New ship orders placed at Japanese yards fell by 80% during H1 2016 compared to H1 2015, according to data from the Japan Ship Exporters' Association (JSEA).
According to ALIBRA Weekly Market Report , this is the worst decline since the autumn of 2008 in terms of gross tonnage.
Yoshikazu Nakaya, a shipping analyst with Mizuho Bank, told Nikkei the current slump is "worse than the one following the global financial crisis” and thinks Japan’s shipbuilding industry “won't recover until 2021”.
The current orderbook of vessels for export stands at 667 ships, of which 196 (30%) will be delivered this year, JSEA says. Some 227 ships (34%) will be delivered in 2017 and 196 (23%) will arrive in 2018.
JSEA’s figures, however, pertain only to JSEA member yards building vessels for international clientele. The figures are for only bulk carriers, tankers (including LPG and LNG carriers), general cargo vessels (including containerships) and combination carriers of over 500 gt.
According to Alibra research, another 278 of these vessels are on order for Japanese carriers. Of this number, we estimate around 82% are due for delivery by the end of 2018.
In the meantime, major yards are planning to spend billions of yen on upgrading their facilities and expanding production capacity.
Among them, Japan Marine United and Tsuneishi Shipbuilding are planning to shift production away from bulk carriers in favour of other vessel types such as ultralarge containerships for JMU and mid-size tankers for Tsuneishi.
Japanese shipbuilders saw their combined share of the global shipbuilding market rise to 29% in 2015 from 13% in 2013, thanks to a weak yen and a spike in demand for energy-efficient

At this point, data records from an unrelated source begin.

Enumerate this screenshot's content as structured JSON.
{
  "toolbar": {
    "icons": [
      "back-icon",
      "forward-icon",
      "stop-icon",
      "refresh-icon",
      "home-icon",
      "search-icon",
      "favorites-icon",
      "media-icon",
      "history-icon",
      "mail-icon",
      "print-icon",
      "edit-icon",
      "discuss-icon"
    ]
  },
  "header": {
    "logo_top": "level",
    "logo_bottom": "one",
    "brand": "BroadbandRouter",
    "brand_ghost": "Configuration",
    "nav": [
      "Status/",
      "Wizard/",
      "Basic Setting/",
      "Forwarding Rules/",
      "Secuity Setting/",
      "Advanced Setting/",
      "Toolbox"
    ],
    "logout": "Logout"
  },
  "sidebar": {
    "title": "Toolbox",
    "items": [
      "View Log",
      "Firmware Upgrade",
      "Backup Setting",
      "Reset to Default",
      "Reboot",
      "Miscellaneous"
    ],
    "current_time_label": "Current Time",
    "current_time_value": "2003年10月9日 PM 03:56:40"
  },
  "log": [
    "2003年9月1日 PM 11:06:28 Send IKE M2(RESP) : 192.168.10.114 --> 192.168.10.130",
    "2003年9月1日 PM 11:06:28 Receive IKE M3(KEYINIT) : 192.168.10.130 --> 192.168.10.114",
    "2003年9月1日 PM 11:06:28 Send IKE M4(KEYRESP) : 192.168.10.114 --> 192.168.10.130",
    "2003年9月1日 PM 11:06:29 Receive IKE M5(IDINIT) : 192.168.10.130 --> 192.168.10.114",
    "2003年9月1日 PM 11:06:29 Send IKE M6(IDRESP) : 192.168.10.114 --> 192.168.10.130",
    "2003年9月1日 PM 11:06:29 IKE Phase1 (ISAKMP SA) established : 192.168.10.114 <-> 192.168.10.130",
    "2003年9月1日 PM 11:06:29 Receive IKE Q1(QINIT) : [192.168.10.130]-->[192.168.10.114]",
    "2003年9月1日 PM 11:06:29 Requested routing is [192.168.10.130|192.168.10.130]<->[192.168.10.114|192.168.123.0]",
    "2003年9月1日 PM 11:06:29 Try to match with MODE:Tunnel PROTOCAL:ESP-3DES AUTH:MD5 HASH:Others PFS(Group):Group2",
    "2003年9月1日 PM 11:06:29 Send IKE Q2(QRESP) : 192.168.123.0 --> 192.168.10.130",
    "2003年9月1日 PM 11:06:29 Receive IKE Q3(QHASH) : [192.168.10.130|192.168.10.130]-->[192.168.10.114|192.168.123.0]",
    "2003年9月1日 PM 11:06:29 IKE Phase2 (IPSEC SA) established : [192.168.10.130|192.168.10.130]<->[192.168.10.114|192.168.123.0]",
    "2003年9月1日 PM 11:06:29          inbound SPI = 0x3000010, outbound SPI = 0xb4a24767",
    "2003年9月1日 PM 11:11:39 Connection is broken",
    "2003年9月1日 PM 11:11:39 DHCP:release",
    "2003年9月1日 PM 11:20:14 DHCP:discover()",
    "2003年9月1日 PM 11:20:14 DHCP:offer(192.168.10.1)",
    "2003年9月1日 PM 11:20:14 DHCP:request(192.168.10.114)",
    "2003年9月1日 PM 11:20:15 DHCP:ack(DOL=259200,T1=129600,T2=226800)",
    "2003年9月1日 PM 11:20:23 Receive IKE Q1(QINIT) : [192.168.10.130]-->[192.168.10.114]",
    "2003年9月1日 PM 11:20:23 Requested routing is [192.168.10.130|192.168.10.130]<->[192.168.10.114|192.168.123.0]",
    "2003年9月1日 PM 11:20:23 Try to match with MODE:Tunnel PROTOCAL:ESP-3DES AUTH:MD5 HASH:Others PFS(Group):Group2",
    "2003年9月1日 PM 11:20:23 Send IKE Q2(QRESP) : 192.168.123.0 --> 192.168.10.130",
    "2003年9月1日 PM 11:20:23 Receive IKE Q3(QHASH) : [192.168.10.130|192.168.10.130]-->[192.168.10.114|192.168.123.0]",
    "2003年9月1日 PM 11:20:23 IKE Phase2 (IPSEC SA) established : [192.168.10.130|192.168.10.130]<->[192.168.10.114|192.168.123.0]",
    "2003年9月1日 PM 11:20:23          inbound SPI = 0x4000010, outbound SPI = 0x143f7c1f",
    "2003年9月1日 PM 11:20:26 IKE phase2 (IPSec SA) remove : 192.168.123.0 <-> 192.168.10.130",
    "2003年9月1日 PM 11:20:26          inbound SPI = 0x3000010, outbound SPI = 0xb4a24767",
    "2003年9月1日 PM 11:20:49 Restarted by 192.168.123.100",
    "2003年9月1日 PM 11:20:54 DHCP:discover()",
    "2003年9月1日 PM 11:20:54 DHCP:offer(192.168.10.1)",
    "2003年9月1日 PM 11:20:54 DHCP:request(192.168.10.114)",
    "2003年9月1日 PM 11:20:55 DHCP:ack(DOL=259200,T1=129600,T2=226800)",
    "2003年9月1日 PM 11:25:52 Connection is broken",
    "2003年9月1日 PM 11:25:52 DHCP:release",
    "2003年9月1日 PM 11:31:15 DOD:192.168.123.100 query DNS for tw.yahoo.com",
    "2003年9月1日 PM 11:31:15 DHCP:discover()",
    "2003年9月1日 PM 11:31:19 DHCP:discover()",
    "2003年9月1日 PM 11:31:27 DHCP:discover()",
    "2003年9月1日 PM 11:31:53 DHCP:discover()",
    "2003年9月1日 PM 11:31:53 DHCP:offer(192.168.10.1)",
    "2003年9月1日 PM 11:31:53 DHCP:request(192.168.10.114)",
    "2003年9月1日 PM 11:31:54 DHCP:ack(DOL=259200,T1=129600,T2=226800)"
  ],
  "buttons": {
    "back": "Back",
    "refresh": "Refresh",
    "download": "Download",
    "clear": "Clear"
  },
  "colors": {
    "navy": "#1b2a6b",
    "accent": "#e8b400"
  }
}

The country’s market share is currently around 19%. Japanese yards are reportedly marketing 2018 slots aggressively, and may have to cut prices to keep busy. Will price cuts be enough to tempt new orders from shipowners, who have already had their fingers burned by over-ordering?